A strong dollar will undermine U.S. President Donald Trump's plans to reduce the United States' trade deficit.
If the dollar's value continues to rise, Trump may consider unilateral or, failing that, multilateral currency interventions to bring it back down.
Negotiating a new coordinated monetary intervention in the spirit of the 1985 Plaza Accord will be onerous, however.
The value of the U.S. dollar has risen rapidly over the past three years, up 26 percent since summer 2014. First, a divergence between the expected interest rates of the U.S. Federal Reserve and those of the world's other central banks, namely the Bank of Japan and the European Central Bank, brought capital flooding into the United States. Two years later, Donald Trump's election to the U.S. presidency gave the dollar another boost. And if his proposed tax reform package and infrastructure spending plan turn out to be as ambitious as Trump has promised, the dollar's value may well keep on rising. A surging dollar, however, would have distinct drawbacks for the Trump administration, undermining the president's stated goal to reduce the United States' trade deficit.
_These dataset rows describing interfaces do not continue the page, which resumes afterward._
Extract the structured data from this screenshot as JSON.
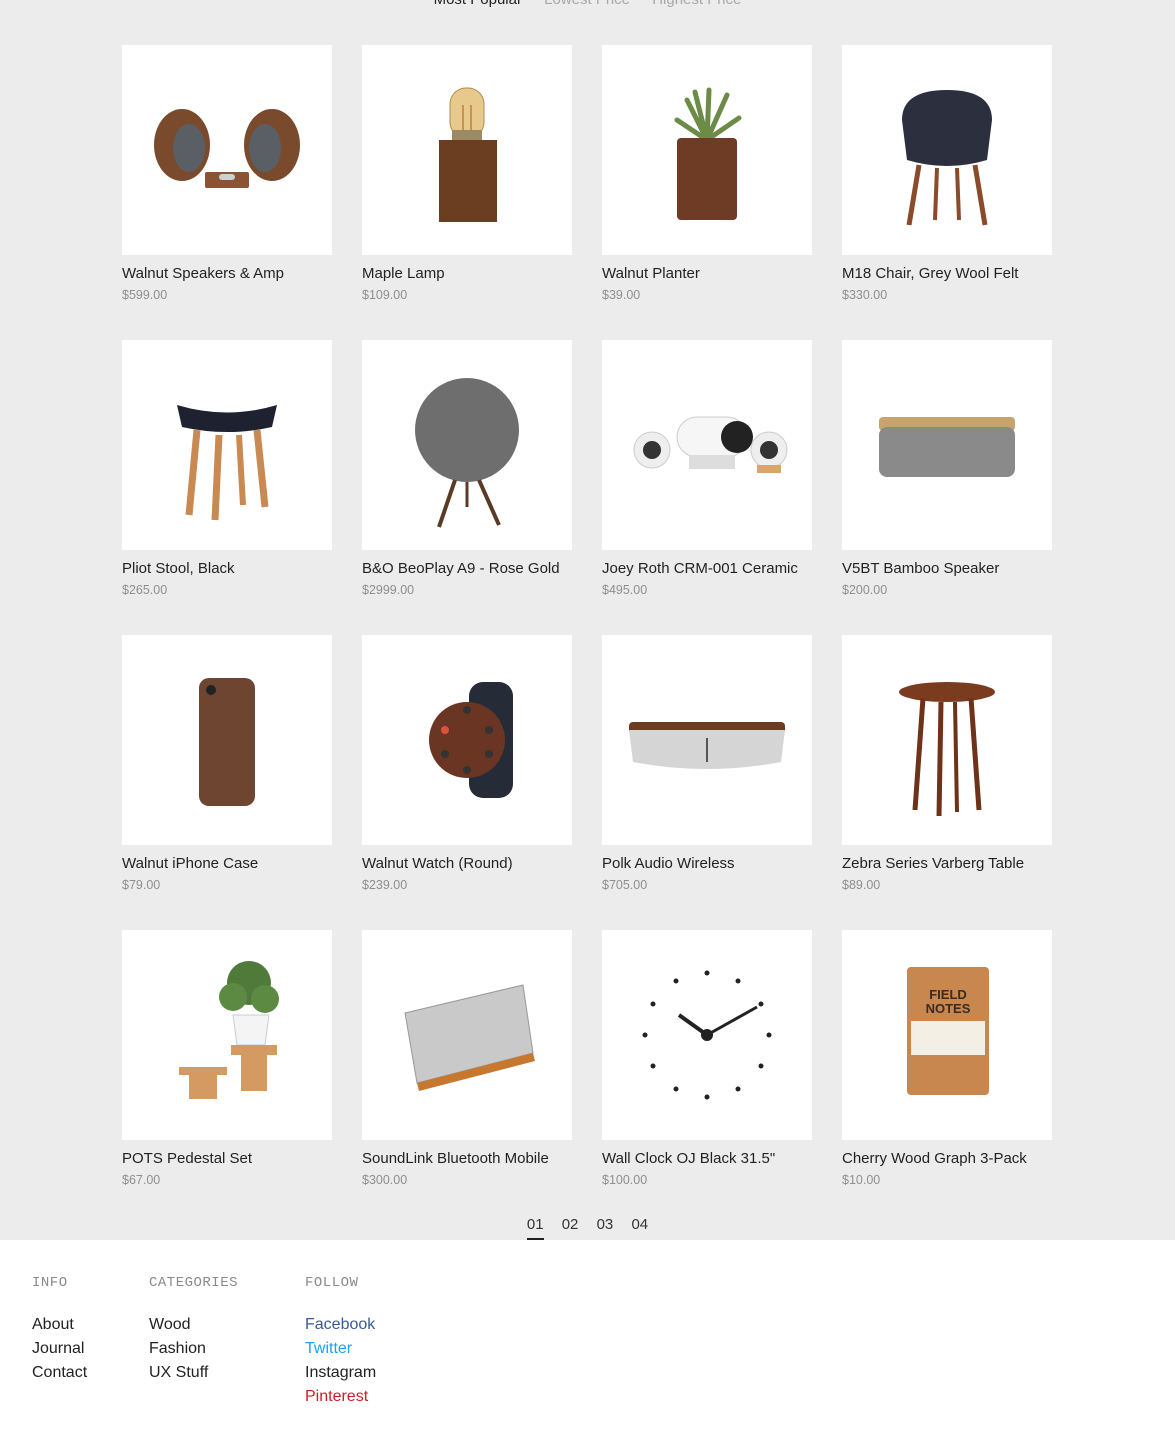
{
  "sort": [
    "Most Popular",
    "Lowest Price",
    "Highest Price"
  ],
  "products": [
    {
      "name": "Walnut Speakers & Amp",
      "price": "$599.00",
      "icon": "speakers-icon"
    },
    {
      "name": "Maple Lamp",
      "price": "$109.00",
      "icon": "lamp-icon"
    },
    {
      "name": "Walnut Planter",
      "price": "$39.00",
      "icon": "planter-icon"
    },
    {
      "name": "M18 Chair, Grey Wool Felt",
      "price": "$330.00",
      "icon": "chair-icon"
    },
    {
      "name": "Pliot Stool, Black",
      "price": "$265.00",
      "icon": "stool-icon"
    },
    {
      "name": "B&O BeoPlay A9 - Rose Gold",
      "price": "$2999.00",
      "icon": "round-speaker-icon"
    },
    {
      "name": "Joey Roth CRM-001 Ceramic",
      "price": "$495.00",
      "icon": "ceramic-speakers-icon"
    },
    {
      "name": "V5BT Bamboo Speaker",
      "price": "$200.00",
      "icon": "bamboo-speaker-icon"
    },
    {
      "name": "Walnut iPhone Case",
      "price": "$79.00",
      "icon": "phone-case-icon"
    },
    {
      "name": "Walnut Watch (Round)",
      "price": "$239.00",
      "icon": "watch-icon"
    },
    {
      "name": "Polk Audio Wireless",
      "price": "$705.00",
      "icon": "wireless-speaker-icon"
    },
    {
      "name": "Zebra Series Varberg Table",
      "price": "$89.00",
      "icon": "side-table-icon"
    },
    {
      "name": "POTS Pedestal Set",
      "price": "$67.00",
      "icon": "pedestal-plant-icon"
    },
    {
      "name": "SoundLink Bluetooth Mobile",
      "price": "$300.00",
      "icon": "bluetooth-speaker-icon"
    },
    {
      "name": "Wall Clock OJ Black 31.5\"",
      "price": "$100.00",
      "icon": "wall-clock-icon"
    },
    {
      "name": "Cherry Wood Graph 3-Pack",
      "price": "$10.00",
      "icon": "notebook-icon"
    }
  ],
  "pagination": [
    "01",
    "02",
    "03",
    "04"
  ],
  "footer": {
    "info": {
      "title": "INFO",
      "links": [
        "About",
        "Journal",
        "Contact"
      ]
    },
    "categories": {
      "title": "CATEGORIES",
      "links": [
        "Wood",
        "Fashion",
        "UX Stuff"
      ]
    },
    "follow": {
      "title": "FOLLOW",
      "links": [
        "Facebook",
        "Twitter",
        "Instagram",
        "Pinterest"
      ]
    },
    "follow_colors": [
      "#3b5998",
      "#1da1f2",
      "#222222",
      "#cb2027"
    ],
    "notebook_text": [
      "FIELD",
      "NOTES"
    ]
  }
}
In fact, Trump has said the dollar is already too strong, and his economic team has accused other countries of undervaluing their currencies.